In my last post, I wrote a little bit about my process. In short, nothing comes as a fully packaged idea. I'll get a bit here--the first spark of inspiration that gives me a character--then work out what's happened in this person's life to make them who they are. Later, something about their personality will give a clue as to the story around them. And going from story idea to actual plot is the bulk of the work.
Sometimes, this can be relatively short. Maybe a month ago or so, the idea of writing about a sympathetic Satanist bloomed in my mind. I had a vague idea of what she looked like and knew that, other than her religion, she'd be relatively ordinary. No fangs or fur, and if she used any magic at all, it would the sort that modern witches believe in that skeptics pass off as coincidence. Bits and pieces filtered in as I let this sit on the back burner.

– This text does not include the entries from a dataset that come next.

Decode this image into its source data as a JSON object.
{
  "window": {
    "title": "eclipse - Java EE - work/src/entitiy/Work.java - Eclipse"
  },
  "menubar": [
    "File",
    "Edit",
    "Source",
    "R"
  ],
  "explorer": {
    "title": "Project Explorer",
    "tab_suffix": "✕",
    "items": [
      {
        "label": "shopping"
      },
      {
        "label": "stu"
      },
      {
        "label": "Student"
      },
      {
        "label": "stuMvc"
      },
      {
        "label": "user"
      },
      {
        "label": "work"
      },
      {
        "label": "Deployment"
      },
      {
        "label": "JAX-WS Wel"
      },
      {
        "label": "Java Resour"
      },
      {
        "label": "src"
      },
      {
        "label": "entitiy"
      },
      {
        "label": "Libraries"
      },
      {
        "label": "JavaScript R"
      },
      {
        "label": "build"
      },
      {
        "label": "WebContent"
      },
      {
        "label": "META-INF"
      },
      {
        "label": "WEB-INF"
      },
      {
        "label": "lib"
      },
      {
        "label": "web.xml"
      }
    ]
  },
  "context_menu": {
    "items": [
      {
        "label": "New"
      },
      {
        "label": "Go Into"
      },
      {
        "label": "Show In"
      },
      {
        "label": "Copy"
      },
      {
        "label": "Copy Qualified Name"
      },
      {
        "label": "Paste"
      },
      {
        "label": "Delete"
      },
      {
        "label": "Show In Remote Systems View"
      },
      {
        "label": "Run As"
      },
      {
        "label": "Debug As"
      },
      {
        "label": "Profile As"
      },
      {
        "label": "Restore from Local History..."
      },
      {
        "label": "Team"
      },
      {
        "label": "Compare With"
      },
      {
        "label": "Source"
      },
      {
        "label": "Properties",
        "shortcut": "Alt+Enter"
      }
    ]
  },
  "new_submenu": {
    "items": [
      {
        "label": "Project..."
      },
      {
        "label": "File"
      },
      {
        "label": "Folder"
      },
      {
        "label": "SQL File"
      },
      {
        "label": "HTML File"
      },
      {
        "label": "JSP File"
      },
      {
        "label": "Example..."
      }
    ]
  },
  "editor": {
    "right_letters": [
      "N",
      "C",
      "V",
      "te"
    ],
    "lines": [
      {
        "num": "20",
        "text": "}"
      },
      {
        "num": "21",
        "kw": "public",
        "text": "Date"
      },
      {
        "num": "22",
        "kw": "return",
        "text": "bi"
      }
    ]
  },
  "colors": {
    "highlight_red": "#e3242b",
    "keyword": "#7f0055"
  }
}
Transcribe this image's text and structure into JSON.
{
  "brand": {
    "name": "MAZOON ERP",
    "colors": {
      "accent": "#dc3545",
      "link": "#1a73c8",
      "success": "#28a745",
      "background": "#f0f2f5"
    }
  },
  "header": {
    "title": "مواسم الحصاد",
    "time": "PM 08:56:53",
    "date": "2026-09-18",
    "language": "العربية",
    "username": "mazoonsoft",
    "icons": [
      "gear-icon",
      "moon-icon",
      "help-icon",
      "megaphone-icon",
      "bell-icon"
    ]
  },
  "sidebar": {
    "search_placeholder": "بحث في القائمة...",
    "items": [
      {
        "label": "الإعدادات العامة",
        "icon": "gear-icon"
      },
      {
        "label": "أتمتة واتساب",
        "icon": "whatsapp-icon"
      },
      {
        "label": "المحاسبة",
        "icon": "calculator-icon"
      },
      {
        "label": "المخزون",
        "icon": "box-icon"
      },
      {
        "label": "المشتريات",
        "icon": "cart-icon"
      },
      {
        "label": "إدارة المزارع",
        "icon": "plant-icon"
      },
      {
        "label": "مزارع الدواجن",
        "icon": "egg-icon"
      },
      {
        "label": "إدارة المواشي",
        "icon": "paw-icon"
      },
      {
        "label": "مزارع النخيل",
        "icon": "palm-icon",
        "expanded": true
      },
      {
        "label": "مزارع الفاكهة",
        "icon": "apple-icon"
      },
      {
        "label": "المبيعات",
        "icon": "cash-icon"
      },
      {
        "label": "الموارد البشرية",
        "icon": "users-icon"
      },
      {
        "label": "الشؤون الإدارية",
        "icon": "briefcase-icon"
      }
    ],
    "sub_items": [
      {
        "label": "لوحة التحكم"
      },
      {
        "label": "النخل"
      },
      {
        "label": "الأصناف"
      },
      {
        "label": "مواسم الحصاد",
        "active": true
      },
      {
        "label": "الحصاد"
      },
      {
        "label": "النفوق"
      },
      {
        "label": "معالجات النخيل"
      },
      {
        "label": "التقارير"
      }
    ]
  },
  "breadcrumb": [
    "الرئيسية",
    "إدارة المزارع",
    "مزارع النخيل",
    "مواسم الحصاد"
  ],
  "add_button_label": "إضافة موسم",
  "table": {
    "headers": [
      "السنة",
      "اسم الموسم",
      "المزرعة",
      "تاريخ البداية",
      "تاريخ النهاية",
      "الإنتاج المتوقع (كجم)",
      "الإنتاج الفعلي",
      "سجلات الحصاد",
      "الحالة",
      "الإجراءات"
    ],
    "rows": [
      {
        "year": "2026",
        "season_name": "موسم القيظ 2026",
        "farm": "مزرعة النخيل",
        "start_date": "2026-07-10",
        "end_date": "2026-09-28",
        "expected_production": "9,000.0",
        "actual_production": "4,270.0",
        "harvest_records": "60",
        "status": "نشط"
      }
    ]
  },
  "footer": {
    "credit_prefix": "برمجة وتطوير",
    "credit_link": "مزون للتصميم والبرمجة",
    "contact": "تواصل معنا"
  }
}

The male lead appeared...there was some sense of what her story would be about, though the more I tried to put it together, the more it slipped through my mental fingers.

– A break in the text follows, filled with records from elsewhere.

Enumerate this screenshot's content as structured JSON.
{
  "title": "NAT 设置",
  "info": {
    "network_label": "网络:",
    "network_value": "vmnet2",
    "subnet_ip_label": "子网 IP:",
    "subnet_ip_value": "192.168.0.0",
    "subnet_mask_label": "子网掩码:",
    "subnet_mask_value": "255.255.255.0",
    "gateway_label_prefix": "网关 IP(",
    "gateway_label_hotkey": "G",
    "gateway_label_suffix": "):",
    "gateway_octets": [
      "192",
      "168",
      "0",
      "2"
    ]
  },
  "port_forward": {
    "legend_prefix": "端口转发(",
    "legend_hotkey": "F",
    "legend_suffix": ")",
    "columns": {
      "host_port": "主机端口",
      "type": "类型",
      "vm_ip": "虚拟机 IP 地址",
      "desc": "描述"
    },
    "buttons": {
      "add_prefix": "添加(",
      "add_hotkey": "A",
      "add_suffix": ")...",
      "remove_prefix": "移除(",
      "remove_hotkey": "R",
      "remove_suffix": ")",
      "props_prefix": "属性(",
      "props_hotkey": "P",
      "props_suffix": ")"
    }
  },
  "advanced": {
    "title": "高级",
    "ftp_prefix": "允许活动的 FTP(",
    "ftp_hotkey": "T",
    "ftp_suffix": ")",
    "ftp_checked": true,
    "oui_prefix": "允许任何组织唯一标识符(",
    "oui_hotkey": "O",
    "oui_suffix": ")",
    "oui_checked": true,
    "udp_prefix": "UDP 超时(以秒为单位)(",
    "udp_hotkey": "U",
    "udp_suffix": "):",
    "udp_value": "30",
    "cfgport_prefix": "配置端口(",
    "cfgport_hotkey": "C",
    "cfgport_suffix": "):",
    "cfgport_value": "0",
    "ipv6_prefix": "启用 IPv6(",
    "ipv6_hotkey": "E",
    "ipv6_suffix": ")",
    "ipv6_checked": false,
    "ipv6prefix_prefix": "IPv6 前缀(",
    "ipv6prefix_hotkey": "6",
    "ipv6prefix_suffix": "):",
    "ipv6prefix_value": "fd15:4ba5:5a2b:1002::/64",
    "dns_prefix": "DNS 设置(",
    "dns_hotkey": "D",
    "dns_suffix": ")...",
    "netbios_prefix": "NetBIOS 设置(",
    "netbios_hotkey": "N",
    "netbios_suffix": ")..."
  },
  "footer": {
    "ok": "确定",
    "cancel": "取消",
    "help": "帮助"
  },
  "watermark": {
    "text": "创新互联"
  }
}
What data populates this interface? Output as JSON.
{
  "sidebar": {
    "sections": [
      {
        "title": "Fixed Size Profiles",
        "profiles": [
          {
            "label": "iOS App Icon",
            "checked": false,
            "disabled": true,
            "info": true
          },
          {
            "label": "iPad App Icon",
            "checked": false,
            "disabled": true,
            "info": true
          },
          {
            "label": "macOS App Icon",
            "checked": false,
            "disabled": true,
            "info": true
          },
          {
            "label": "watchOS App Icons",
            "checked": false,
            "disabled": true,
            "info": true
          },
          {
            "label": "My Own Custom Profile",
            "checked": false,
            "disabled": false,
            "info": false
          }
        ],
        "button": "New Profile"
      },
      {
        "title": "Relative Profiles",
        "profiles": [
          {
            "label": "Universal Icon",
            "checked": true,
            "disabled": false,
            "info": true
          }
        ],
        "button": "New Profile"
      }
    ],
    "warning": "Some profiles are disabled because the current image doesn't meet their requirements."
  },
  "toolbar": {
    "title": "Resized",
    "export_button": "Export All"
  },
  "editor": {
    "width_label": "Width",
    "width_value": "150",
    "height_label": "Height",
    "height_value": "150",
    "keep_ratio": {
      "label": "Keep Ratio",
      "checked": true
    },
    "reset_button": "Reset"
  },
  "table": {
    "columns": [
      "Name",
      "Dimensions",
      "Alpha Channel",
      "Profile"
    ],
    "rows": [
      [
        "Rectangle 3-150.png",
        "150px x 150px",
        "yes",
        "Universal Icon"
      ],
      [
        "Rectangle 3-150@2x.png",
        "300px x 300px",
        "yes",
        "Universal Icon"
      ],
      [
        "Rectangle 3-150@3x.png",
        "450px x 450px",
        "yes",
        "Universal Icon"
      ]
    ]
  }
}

For the most part, I left it alone, having my other example of "letting it stew" to calm me. See, while "Satana" (I know, my working titles suck) is coming along in a matter of weeks to months, I had the initial thought that became Quinn's Tale back in 2003. I was doing the dishes and thought, "A banshee howled when I was born." I dried my hands, wrote it down, and went back to what I was doing. It was many months before I found out who that statement belonged to, and years before he'd cooked long enough to start demanding his story be told.
Which brings me back around to Satana and why I'm writing this entry. I woke up a little bit ago (which is why this may be a little rambling, btw) and suddenly had it. Whether in the forefront or on the back burner, I've been trying to figure out the catalyst...the crime...that gets a police detective knocking on the door of the ex-girlfriend he'd dumped when he found out she was a Satanist. More importantly, what would get her involved rather than calling him an intolerant bastard and slamming the door in his face?
Now I have the answer. After this, I'll pull up my OneNote file and jot it down. But here, finally, is the question...Am I going to have to break my stewing habit and force myself to use a different process? I mean, this is great for a wanna-be. The characters feel real when I'm writing. I enjoy what I do, and I get fantastic reader reaction. But the goal isn't to have fun with my hobby. The goal is to eventually do what I love for a living. I don't see a publisher giving me a contract for "whenever". Have I set myself up with another way to fail?